> _WHAT IS REQUIRED_
Below are records; reply with nothing but the number of lines in them that contain "ffffff".

[Recorded data]
-- Opening Marker --
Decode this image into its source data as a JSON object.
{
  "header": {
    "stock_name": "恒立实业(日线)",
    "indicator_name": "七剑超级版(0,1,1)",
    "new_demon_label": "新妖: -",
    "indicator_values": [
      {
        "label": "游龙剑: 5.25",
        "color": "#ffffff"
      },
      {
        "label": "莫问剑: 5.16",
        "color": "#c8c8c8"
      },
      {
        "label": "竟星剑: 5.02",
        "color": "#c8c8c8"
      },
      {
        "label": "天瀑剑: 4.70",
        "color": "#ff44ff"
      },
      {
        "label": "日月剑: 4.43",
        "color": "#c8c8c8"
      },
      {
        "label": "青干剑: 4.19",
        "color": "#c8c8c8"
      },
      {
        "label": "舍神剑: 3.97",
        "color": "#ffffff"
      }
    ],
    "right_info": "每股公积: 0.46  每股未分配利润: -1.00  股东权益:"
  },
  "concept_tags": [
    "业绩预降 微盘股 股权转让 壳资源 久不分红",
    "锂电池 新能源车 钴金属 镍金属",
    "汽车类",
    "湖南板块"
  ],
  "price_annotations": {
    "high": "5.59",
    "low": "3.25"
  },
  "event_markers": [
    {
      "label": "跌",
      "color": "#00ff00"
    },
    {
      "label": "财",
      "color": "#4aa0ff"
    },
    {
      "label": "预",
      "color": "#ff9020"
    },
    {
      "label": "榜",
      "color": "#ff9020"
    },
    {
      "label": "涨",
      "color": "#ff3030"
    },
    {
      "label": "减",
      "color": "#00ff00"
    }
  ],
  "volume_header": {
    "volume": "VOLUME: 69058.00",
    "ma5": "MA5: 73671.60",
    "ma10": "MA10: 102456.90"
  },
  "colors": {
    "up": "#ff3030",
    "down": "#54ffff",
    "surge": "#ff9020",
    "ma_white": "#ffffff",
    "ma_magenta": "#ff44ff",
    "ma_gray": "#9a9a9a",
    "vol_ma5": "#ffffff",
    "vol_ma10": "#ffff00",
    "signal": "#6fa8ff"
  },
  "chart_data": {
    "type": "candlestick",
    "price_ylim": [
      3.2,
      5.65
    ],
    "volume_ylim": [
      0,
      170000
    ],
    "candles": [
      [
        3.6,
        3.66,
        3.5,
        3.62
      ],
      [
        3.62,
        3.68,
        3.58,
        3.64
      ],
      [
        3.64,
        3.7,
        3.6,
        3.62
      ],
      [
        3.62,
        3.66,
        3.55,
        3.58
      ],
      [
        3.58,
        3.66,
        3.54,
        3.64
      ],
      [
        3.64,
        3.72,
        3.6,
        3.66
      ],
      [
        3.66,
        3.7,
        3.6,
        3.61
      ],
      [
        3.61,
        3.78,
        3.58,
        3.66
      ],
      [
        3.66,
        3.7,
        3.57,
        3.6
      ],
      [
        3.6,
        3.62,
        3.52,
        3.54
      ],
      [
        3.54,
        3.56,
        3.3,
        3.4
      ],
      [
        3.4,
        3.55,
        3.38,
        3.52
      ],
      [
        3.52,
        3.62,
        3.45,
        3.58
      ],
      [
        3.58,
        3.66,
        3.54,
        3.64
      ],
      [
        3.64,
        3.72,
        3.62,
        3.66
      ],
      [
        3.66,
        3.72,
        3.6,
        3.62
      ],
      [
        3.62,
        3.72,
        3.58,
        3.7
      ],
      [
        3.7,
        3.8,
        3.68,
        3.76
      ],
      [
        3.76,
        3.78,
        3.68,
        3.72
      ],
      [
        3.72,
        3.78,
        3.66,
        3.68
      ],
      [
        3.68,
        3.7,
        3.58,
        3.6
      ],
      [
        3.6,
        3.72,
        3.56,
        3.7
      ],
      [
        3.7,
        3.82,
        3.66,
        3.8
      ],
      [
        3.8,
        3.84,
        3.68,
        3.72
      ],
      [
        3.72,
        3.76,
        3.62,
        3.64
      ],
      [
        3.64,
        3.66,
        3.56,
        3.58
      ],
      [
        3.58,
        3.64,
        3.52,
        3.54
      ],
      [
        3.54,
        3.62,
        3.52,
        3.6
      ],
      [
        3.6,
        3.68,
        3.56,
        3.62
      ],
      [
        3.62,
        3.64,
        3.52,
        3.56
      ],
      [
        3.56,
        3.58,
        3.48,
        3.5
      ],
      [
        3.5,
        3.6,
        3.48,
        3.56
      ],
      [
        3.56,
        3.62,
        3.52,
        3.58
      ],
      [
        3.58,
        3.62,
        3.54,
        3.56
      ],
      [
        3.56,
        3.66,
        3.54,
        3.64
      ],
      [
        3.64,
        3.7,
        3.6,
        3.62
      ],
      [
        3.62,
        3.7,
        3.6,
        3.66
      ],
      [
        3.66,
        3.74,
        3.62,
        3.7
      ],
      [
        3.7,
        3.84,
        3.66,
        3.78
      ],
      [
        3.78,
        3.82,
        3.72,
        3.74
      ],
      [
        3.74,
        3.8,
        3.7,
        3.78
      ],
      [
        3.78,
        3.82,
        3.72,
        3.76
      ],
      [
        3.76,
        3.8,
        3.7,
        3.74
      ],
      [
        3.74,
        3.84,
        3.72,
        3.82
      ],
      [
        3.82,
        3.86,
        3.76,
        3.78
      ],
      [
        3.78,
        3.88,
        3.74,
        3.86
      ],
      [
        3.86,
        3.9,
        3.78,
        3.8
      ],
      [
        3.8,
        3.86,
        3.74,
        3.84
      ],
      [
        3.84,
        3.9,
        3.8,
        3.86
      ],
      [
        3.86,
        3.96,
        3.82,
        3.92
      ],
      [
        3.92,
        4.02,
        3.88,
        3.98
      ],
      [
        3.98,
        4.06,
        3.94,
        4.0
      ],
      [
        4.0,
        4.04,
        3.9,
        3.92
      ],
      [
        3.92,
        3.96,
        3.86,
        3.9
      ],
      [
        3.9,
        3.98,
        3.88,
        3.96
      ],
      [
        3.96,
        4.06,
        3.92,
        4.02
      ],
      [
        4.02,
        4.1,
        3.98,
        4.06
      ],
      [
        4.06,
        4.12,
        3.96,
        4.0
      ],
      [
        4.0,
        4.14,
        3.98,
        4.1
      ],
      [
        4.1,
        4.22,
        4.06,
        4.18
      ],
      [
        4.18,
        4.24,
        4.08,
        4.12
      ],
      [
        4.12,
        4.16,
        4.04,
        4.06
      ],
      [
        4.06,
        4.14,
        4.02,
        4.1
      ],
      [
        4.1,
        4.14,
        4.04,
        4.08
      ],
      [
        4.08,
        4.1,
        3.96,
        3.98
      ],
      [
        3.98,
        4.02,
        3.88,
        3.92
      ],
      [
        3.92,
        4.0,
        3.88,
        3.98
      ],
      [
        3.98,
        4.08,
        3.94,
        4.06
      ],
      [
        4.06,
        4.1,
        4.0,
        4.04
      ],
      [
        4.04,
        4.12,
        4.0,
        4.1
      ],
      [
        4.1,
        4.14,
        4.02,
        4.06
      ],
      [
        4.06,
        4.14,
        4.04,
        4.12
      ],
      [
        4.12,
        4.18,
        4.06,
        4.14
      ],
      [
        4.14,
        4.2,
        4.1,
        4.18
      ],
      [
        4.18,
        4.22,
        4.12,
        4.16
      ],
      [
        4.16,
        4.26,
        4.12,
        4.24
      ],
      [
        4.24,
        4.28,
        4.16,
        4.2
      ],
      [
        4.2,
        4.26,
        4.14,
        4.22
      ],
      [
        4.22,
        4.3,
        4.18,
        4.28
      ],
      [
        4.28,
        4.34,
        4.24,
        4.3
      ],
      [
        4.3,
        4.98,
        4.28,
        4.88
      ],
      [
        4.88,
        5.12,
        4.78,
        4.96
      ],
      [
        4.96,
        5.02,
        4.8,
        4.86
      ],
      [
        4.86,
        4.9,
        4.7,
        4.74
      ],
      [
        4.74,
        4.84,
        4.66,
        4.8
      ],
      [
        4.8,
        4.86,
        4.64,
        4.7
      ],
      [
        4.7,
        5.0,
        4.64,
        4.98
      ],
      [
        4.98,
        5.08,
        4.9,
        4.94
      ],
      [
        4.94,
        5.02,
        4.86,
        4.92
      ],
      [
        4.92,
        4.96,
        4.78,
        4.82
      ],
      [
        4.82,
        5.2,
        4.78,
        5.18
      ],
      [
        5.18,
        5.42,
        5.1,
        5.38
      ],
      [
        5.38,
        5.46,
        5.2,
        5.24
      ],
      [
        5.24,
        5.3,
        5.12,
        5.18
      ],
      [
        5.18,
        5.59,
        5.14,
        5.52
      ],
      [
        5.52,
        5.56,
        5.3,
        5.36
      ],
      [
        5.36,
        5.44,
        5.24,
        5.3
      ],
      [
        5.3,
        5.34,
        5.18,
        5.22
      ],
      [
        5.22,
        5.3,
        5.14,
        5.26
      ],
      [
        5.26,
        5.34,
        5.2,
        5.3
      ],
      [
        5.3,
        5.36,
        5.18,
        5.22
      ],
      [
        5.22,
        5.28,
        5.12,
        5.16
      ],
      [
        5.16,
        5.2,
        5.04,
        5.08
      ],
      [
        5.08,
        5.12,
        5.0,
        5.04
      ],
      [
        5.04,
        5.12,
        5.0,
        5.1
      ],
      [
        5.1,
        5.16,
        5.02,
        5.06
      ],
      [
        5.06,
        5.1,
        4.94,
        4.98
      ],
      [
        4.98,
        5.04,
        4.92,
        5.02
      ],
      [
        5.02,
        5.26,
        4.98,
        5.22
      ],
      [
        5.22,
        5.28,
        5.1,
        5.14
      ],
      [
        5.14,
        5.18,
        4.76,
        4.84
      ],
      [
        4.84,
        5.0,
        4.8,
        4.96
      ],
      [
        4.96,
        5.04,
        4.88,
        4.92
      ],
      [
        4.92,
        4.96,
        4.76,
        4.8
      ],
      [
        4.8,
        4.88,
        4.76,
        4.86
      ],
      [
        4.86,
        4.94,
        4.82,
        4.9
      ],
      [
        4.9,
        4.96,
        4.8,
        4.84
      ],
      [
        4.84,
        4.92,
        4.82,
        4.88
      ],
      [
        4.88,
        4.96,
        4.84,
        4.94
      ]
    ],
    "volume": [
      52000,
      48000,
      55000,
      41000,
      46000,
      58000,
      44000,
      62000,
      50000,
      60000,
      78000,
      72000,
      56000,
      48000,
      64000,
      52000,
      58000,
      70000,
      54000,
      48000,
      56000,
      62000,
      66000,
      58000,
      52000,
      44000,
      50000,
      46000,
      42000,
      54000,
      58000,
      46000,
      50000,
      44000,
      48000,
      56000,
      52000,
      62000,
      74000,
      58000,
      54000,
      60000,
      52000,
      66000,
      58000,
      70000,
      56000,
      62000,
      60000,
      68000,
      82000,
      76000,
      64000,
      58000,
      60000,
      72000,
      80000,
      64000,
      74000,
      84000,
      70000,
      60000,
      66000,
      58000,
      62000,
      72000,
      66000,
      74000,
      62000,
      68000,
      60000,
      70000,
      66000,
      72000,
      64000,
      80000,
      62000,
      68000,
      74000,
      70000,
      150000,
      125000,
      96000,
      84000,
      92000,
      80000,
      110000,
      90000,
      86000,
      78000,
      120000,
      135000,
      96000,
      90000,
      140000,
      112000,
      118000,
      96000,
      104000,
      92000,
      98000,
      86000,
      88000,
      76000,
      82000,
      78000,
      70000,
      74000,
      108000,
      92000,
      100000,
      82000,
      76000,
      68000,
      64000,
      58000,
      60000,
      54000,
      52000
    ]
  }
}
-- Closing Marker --
> _TASK SOLUTION_
4